Indira Gandhi assassination tableau ‘not hate crime’: Canadian agencies
A tableau depicting the assassination of former Prime Minister Indira Gandhi was displayed during a procession in Brampton city
Canadian law enforcement has ruled out any “hate crime” in the display of a tableau depicting the assassination of former Prime Minister Indira Gandhi during a procession in Brampton city, days after the Indian government expressed displeasure over space being given to people who “advocate violence” in the country.
The controversial tableau was put on display during a parade on June 4 to mark the 39th anniversary of Operation Bluestar, when Indian forces stormed into the Golden Temple in Amritsar to oust separatist leader Jarnail Singh Bhindranwale and his supporters. Videos of the event showed that other tableaux featured banners referring to the anti-Sikh riots of 1984.
The event triggered outrage, with external affairs minister S Jaishankar saying that “it is not good for relationships” between the two countries, while the high commissioner for Canada in India Cameron MacKay said “there is no place in Canada for hate or for the glorification of violence”.
Taking note of the matter, Brampton mayor Patrick Brown issued a statement: “Police have looked at the video and it’s their determination it does not constitute a hate crime.”
The statement also pointed out that Canadians are “guaranteed freedom of thought, belief and expression” under Section 2 of the Canadian Charter of Rights and Freedoms.
“Any decision to change Section 2 would be at the federal level. Police enforce laws. They don’t write them,” it added.

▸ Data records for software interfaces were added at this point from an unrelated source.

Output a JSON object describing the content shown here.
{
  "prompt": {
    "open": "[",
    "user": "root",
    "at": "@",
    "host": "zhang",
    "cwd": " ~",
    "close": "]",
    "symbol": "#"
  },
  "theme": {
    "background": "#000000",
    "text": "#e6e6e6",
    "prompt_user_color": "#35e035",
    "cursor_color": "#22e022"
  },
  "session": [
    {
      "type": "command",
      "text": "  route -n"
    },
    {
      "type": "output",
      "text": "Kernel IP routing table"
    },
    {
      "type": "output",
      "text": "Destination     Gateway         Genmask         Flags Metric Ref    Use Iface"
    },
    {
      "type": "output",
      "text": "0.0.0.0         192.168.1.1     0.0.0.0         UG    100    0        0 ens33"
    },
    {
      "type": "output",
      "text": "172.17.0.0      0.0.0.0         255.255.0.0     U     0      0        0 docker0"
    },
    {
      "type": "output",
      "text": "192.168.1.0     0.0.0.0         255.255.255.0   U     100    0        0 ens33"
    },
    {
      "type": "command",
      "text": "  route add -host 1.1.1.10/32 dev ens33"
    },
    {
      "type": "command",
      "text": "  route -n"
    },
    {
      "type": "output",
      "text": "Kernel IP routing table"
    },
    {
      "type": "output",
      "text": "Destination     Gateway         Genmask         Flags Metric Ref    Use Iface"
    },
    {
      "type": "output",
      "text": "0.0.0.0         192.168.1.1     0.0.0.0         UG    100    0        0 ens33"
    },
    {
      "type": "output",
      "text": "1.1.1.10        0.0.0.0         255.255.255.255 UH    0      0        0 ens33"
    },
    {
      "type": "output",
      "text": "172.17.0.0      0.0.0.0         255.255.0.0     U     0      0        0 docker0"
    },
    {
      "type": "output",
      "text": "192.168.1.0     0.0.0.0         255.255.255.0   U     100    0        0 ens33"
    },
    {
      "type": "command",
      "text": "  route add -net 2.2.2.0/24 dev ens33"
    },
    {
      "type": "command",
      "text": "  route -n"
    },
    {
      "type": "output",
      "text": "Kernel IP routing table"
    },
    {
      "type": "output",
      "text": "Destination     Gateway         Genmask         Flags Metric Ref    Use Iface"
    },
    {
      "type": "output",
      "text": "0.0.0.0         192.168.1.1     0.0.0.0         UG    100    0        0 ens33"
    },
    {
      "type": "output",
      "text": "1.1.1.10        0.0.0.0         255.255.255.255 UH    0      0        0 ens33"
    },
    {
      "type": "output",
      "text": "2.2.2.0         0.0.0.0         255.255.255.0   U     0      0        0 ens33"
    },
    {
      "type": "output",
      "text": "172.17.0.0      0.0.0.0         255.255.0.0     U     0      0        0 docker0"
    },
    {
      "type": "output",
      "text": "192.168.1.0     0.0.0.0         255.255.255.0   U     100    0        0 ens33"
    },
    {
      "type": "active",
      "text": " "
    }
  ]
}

A spokesperson for Global Affairs Canada (GAC), the country’s foreign ministry, said it “has nothing further to add to the tweet from Canada’s High Commissioner to India Cameron McKay on June 5th”.
That tweet, the only official reaction from a Canadian official on the matter, so far, said: “I am appalled by reports of an event in Canada that celebrated the assassination of late Indian Prime Minister Indira Gandhi. There is no place in Canada for hate or for the glorification of violence. I categorically condemn these activities.”
There was no immediate response from Indian officials on the matter on Saturday.
A senior Indian official, who spoke on the condition of anonymity, described the occurrence as “not acceptable”. “You cannot exceed freedom of expression like this, glorifying the assassination of the leader of a democratic nation,” he said.
Indo-Canadian organisations have also expressed their outrage over the float.
Satish Thakkar, chair of the Canada India Foundation, said the parade “celebrated an act of terrorism against the democratically elected leader of a country that has been the place of origin for nearly two million law-abiding Indo-Canadians”.
Indira Gandhi served as the first and only woman Prime Minister of India from January 1966 to March 1977 and again from January 1980 until her assassination in October 1984. She was shot dead by two of her own bodyguards at her official residence on October 31, 1984. The assassination was followed by anti-Sikh riots in Delhi and elsewhere in the country, in which thousands of Sikhs were killed and businesses looted.